Reduce planning fatigue with a short-term time frameSPEAKING VOLUMES Thursday, May 1st, 2008
By Ronald E. Keener
There are few books available for the church administrator’s craft and so Church Administration: Programs, Process, Purpose (Fortress Press, 2007) by Robert N. Bacher and Michael L. Cooper-White is a welcome and needed resource. Bacher was assistant to the Presiding Bishop of the Evangelical Lutheran Church in America in his last assignment before retirement, and Cooper-White is president of Gettysburg Seminary (PA). Church Executive shared questions with Bacher:
What trends in church administration do you see for the next few years that we should watch?
There seems to be an increased interest in the administrative aspects of the church. There are new
training and educational programs at universities around the United States which aim to increase administrative competence among church leaders. Another trend is a better appreciation for the dynamics of conflict as a companion of change and not something to be managed away. Administered well, conflict is a major source of creativity and vitality. A third trend is attention to legal matters even though the First Amendment grants the church much freedom to operate.
Your longest chapter is on planning. Isn’t planning a foreign concept for most churches?
Planning can become less foreign when seen as integral to church life because it helps to answer three mission-related questions: What is God calling us toward, where are we now and how do we get to where God wants us to be? The process for answering these questions can be simple or elaborate depending on the needs of the situation.
What major mistakes do churches make in planning — other than not planning at all?
Two mistakes are common: Not preparing well and drawing planning out to the point that seeing no results, participants become disengaged. Planning fatigue can be avoided by completing planning steps over several months rather than years. Then a new planning cycle can be undertaken when some results have been achieved and there is renewed interest and energy. Preparation for planning includes cleansing any negative aftermath of previous planning efforts, making the case, being sensitive to any shift in power among leaders from the outcomes of the planning, tending to conflict raised during the planning and meeting theological objections.
Churches don’t seem to want to evaluate their work, programs and activities. How important is formal evaluation to better administration?
It seems safe to say that many church-related organizations and in fact whole denominations do not value formal evaluation. One way to introduce evaluation is to include it as part of the planning process rather than as a stand-alone operation. Evaluation helps to answer the question of where we are now as a launching pad into the future.

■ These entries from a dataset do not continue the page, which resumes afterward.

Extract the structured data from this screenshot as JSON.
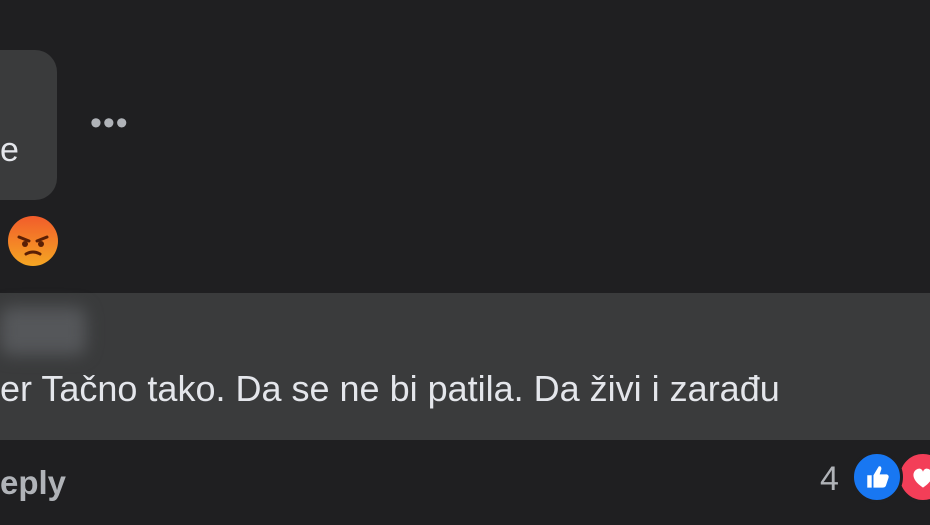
{
  "top_comment": {
    "text_fragment": "e",
    "more_label": "•••",
    "reaction_icon": "angry-face-icon"
  },
  "reply_comment": {
    "text": "er Tačno tako. Da se ne bi patila. Da živi i zarađu",
    "reply_label": "eply",
    "reaction_count": "4",
    "reaction_icons": [
      "like-icon",
      "love-icon"
    ]
  },
  "colors": {
    "background": "#1f1f21",
    "bubble": "#3a3b3c",
    "text": "#e4e6eb",
    "muted": "#b0b3b8",
    "like": "#1877f2",
    "love": "#f33e58",
    "angry": "#f25c2b"
  }
}
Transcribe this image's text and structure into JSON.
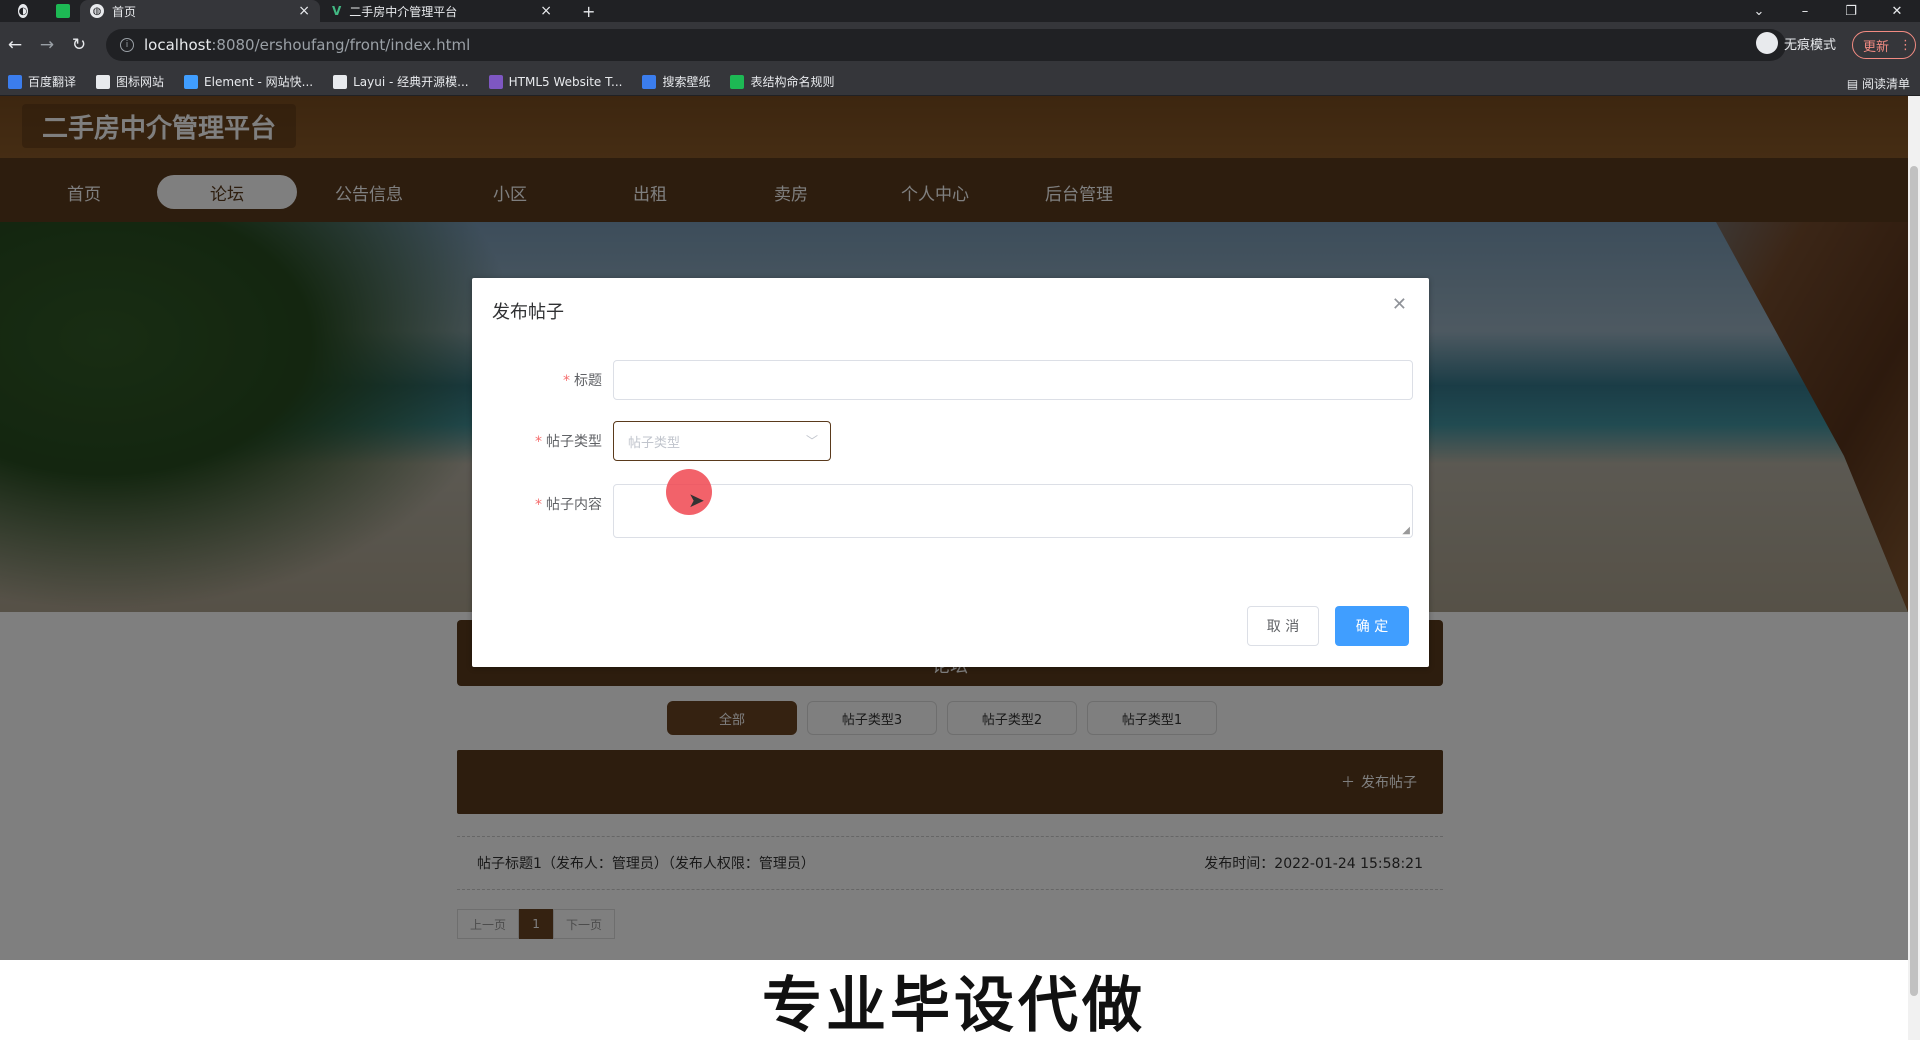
{
  "browser": {
    "tabs": [
      {
        "label": "首页",
        "icon": "globe-icon"
      },
      {
        "label": "二手房中介管理平台",
        "icon": "vue-icon"
      }
    ],
    "new_tab_glyph": "+",
    "url_host": "localhost",
    "url_path": ":8080/ershoufang/front/index.html",
    "incognito_label": "无痕模式",
    "update_label": "更新",
    "bookmarks": [
      {
        "label": "百度翻译",
        "color": "#3b7ded"
      },
      {
        "label": "图标网站",
        "color": "#e8eaed"
      },
      {
        "label": "Element - 网站快...",
        "color": "#409eff"
      },
      {
        "label": "Layui - 经典开源模...",
        "color": "#e8eaed"
      },
      {
        "label": "HTML5 Website T...",
        "color": "#7e57c2"
      },
      {
        "label": "搜索壁纸",
        "color": "#3b7ded"
      },
      {
        "label": "表结构命名规则",
        "color": "#1db954"
      }
    ],
    "reading_list": "阅读清单"
  },
  "site": {
    "title": "二手房中介管理平台",
    "nav": [
      "首页",
      "论坛",
      "公告信息",
      "小区",
      "出租",
      "卖房",
      "个人中心",
      "后台管理"
    ],
    "active_nav": "论坛"
  },
  "forum": {
    "section_title": "论坛",
    "filters": [
      "全部",
      "帖子类型3",
      "帖子类型2",
      "帖子类型1"
    ],
    "post_button": "发布帖子",
    "posts": [
      {
        "title": "帖子标题1（发布人：管理员）（发布人权限：管理员）",
        "time": "发布时间：2022-01-24 15:58:21"
      }
    ],
    "pager": {
      "prev": "上一页",
      "current": "1",
      "next": "下一页"
    }
  },
  "dialog": {
    "title": "发布帖子",
    "fields": {
      "title_label": "标题",
      "type_label": "帖子类型",
      "type_placeholder": "帖子类型",
      "content_label": "帖子内容"
    },
    "cancel": "取 消",
    "confirm": "确 定"
  },
  "watermark": "专业毕设代做",
  "colors": {
    "brand": "#5a3a1c",
    "primary": "#409eff",
    "required": "#f56c6c"
  }
}
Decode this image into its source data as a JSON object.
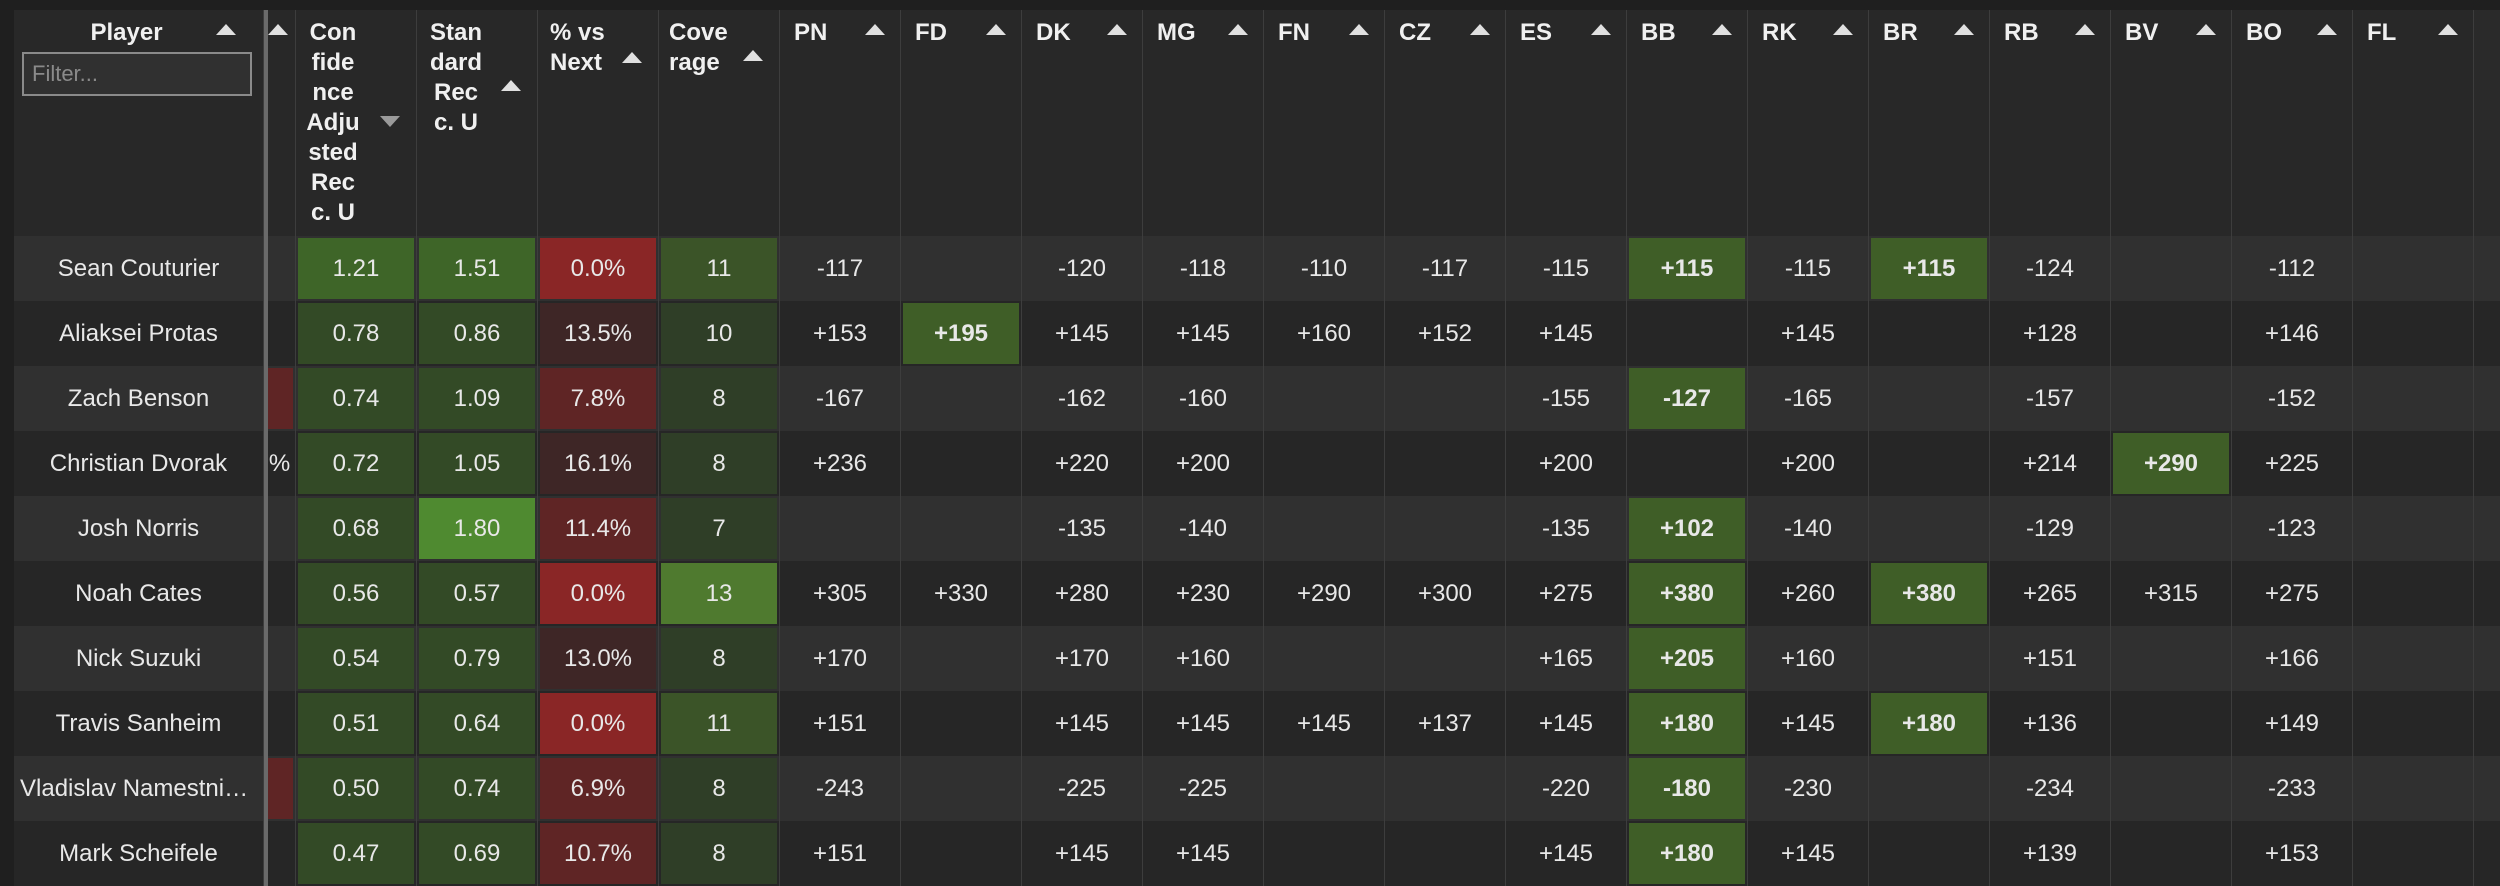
{
  "colors": {
    "best_odds": "#3f5e27",
    "coverage_high": "#4f7a2f",
    "coverage_mid": "#3b5428",
    "coverage_low": "#2f3e27",
    "red_strong": "#8a2626",
    "red_mid": "#5f2525",
    "red_low": "#3e2626",
    "green_strong": "#4f8a30",
    "green_mid": "#3e6528",
    "green_low": "#334a26"
  },
  "filter": {
    "placeholder": "Filter..."
  },
  "columns": [
    {
      "key": "player",
      "label": "Player",
      "sort": "up"
    },
    {
      "key": "edge",
      "label": "",
      "sort": "up"
    },
    {
      "key": "conf",
      "label": "Confidence Adjusted Recc. U",
      "sort": "down"
    },
    {
      "key": "std",
      "label": "Standard Recc. U",
      "sort": "up"
    },
    {
      "key": "pct",
      "label": "% vs Next",
      "sort": "up"
    },
    {
      "key": "cov",
      "label": "Coverage",
      "sort": "up"
    },
    {
      "key": "PN",
      "label": "PN",
      "sort": "up"
    },
    {
      "key": "FD",
      "label": "FD",
      "sort": "up"
    },
    {
      "key": "DK",
      "label": "DK",
      "sort": "up"
    },
    {
      "key": "MG",
      "label": "MG",
      "sort": "up"
    },
    {
      "key": "FN",
      "label": "FN",
      "sort": "up"
    },
    {
      "key": "CZ",
      "label": "CZ",
      "sort": "up"
    },
    {
      "key": "ES",
      "label": "ES",
      "sort": "up"
    },
    {
      "key": "BB",
      "label": "BB",
      "sort": "up"
    },
    {
      "key": "RK",
      "label": "RK",
      "sort": "up"
    },
    {
      "key": "BR",
      "label": "BR",
      "sort": "up"
    },
    {
      "key": "RB",
      "label": "RB",
      "sort": "up"
    },
    {
      "key": "BV",
      "label": "BV",
      "sort": "up"
    },
    {
      "key": "BO",
      "label": "BO",
      "sort": "up"
    },
    {
      "key": "FL",
      "label": "FL",
      "sort": "up"
    }
  ],
  "rows": [
    {
      "player": "Sean Couturier",
      "edge": "",
      "conf": "1.21",
      "std": "1.51",
      "pct": "0.0%",
      "cov": "11",
      "PN": "-117",
      "FD": "",
      "DK": "-120",
      "MG": "-118",
      "FN": "-110",
      "CZ": "-117",
      "ES": "-115",
      "BB": "+115",
      "RK": "-115",
      "BR": "+115",
      "RB": "-124",
      "BV": "",
      "BO": "-112",
      "FL": "",
      "best": [
        "BB",
        "BR"
      ],
      "conf_level": "mid",
      "std_level": "mid",
      "pct_level": "strong",
      "cov_level": "mid"
    },
    {
      "player": "Aliaksei Protas",
      "edge": "",
      "conf": "0.78",
      "std": "0.86",
      "pct": "13.5%",
      "cov": "10",
      "PN": "+153",
      "FD": "+195",
      "DK": "+145",
      "MG": "+145",
      "FN": "+160",
      "CZ": "+152",
      "ES": "+145",
      "BB": "",
      "RK": "+145",
      "BR": "",
      "RB": "+128",
      "BV": "",
      "BO": "+146",
      "FL": "",
      "best": [
        "FD"
      ],
      "conf_level": "low",
      "std_level": "low",
      "pct_level": "low",
      "cov_level": "low"
    },
    {
      "player": "Zach Benson",
      "edge": "",
      "conf": "0.74",
      "std": "1.09",
      "pct": "7.8%",
      "cov": "8",
      "PN": "-167",
      "FD": "",
      "DK": "-162",
      "MG": "-160",
      "FN": "",
      "CZ": "",
      "ES": "-155",
      "BB": "-127",
      "RK": "-165",
      "BR": "",
      "RB": "-157",
      "BV": "",
      "BO": "-152",
      "FL": "",
      "best": [
        "BB"
      ],
      "conf_level": "low",
      "std_level": "low",
      "pct_level": "mid",
      "cov_level": "low"
    },
    {
      "player": "Christian Dvorak",
      "edge": "%",
      "conf": "0.72",
      "std": "1.05",
      "pct": "16.1%",
      "cov": "8",
      "PN": "+236",
      "FD": "",
      "DK": "+220",
      "MG": "+200",
      "FN": "",
      "CZ": "",
      "ES": "+200",
      "BB": "",
      "RK": "+200",
      "BR": "",
      "RB": "+214",
      "BV": "+290",
      "BO": "+225",
      "FL": "",
      "best": [
        "BV"
      ],
      "conf_level": "low",
      "std_level": "low",
      "pct_level": "low",
      "cov_level": "low"
    },
    {
      "player": "Josh Norris",
      "edge": "",
      "conf": "0.68",
      "std": "1.80",
      "pct": "11.4%",
      "cov": "7",
      "PN": "",
      "FD": "",
      "DK": "-135",
      "MG": "-140",
      "FN": "",
      "CZ": "",
      "ES": "-135",
      "BB": "+102",
      "RK": "-140",
      "BR": "",
      "RB": "-129",
      "BV": "",
      "BO": "-123",
      "FL": "",
      "best": [
        "BB"
      ],
      "conf_level": "low",
      "std_level": "strong",
      "pct_level": "mid",
      "cov_level": "low"
    },
    {
      "player": "Noah Cates",
      "edge": "",
      "conf": "0.56",
      "std": "0.57",
      "pct": "0.0%",
      "cov": "13",
      "PN": "+305",
      "FD": "+330",
      "DK": "+280",
      "MG": "+230",
      "FN": "+290",
      "CZ": "+300",
      "ES": "+275",
      "BB": "+380",
      "RK": "+260",
      "BR": "+380",
      "RB": "+265",
      "BV": "+315",
      "BO": "+275",
      "FL": "",
      "best": [
        "BB",
        "BR"
      ],
      "conf_level": "low",
      "std_level": "low",
      "pct_level": "strong",
      "cov_level": "high"
    },
    {
      "player": "Nick Suzuki",
      "edge": "",
      "conf": "0.54",
      "std": "0.79",
      "pct": "13.0%",
      "cov": "8",
      "PN": "+170",
      "FD": "",
      "DK": "+170",
      "MG": "+160",
      "FN": "",
      "CZ": "",
      "ES": "+165",
      "BB": "+205",
      "RK": "+160",
      "BR": "",
      "RB": "+151",
      "BV": "",
      "BO": "+166",
      "FL": "",
      "best": [
        "BB"
      ],
      "conf_level": "low",
      "std_level": "low",
      "pct_level": "low",
      "cov_level": "low"
    },
    {
      "player": "Travis Sanheim",
      "edge": "",
      "conf": "0.51",
      "std": "0.64",
      "pct": "0.0%",
      "cov": "11",
      "PN": "+151",
      "FD": "",
      "DK": "+145",
      "MG": "+145",
      "FN": "+145",
      "CZ": "+137",
      "ES": "+145",
      "BB": "+180",
      "RK": "+145",
      "BR": "+180",
      "RB": "+136",
      "BV": "",
      "BO": "+149",
      "FL": "",
      "best": [
        "BB",
        "BR"
      ],
      "conf_level": "low",
      "std_level": "low",
      "pct_level": "strong",
      "cov_level": "mid"
    },
    {
      "player": "Vladislav Namestnikov",
      "edge": "",
      "conf": "0.50",
      "std": "0.74",
      "pct": "6.9%",
      "cov": "8",
      "PN": "-243",
      "FD": "",
      "DK": "-225",
      "MG": "-225",
      "FN": "",
      "CZ": "",
      "ES": "-220",
      "BB": "-180",
      "RK": "-230",
      "BR": "",
      "RB": "-234",
      "BV": "",
      "BO": "-233",
      "FL": "",
      "best": [
        "BB"
      ],
      "conf_level": "low",
      "std_level": "low",
      "pct_level": "mid",
      "cov_level": "low"
    },
    {
      "player": "Mark Scheifele",
      "edge": "",
      "conf": "0.47",
      "std": "0.69",
      "pct": "10.7%",
      "cov": "8",
      "PN": "+151",
      "FD": "",
      "DK": "+145",
      "MG": "+145",
      "FN": "",
      "CZ": "",
      "ES": "+145",
      "BB": "+180",
      "RK": "+145",
      "BR": "",
      "RB": "+139",
      "BV": "",
      "BO": "+153",
      "FL": "",
      "best": [
        "BB"
      ],
      "conf_level": "low",
      "std_level": "low",
      "pct_level": "mid",
      "cov_level": "low"
    }
  ]
}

Churches are known to forgo staff salary increases when they can’t balance the budget. How can this be avoided?
This is a dangerous practice beyond the occasional emergency or short-term situation. We have two suggestions. Conduct a regular review of staff responsibilities, performance and total well-being. If the present situation is in crisis, identify areas where small improvements can be made. Attempt to keep the staff from bearing the brunt of the financial crisis. Smaller or even no increases in compensation can be borne in the short run if there is a shared vision and movement toward a viable future. The second suggestion, therefore, is to do robust planning. That’s precisely the time for strategic planning.
What percent of budget should salaries and overhead be?
One can tell when too much is being spent on salaries and overhead by examining the sufficiency of program funds for staff and volunteers to carry out the work. If no new program ventures are being undertaken, this may be a sign that there are insufficient funds available.
Would you encourage churches to give salary merit increases based on individual achievement and program success?
In a word “No,” for three reasons. First, this approach assumes that outcomes in the church can be attributed to one person when most of the work is a shared effort. Second, merit increases require precise measurement in order to assign appropriate reward. Measuring church work is notoriously difficult. Third, misplaced motivation occurs. Service is the major motivation, not increased compensation.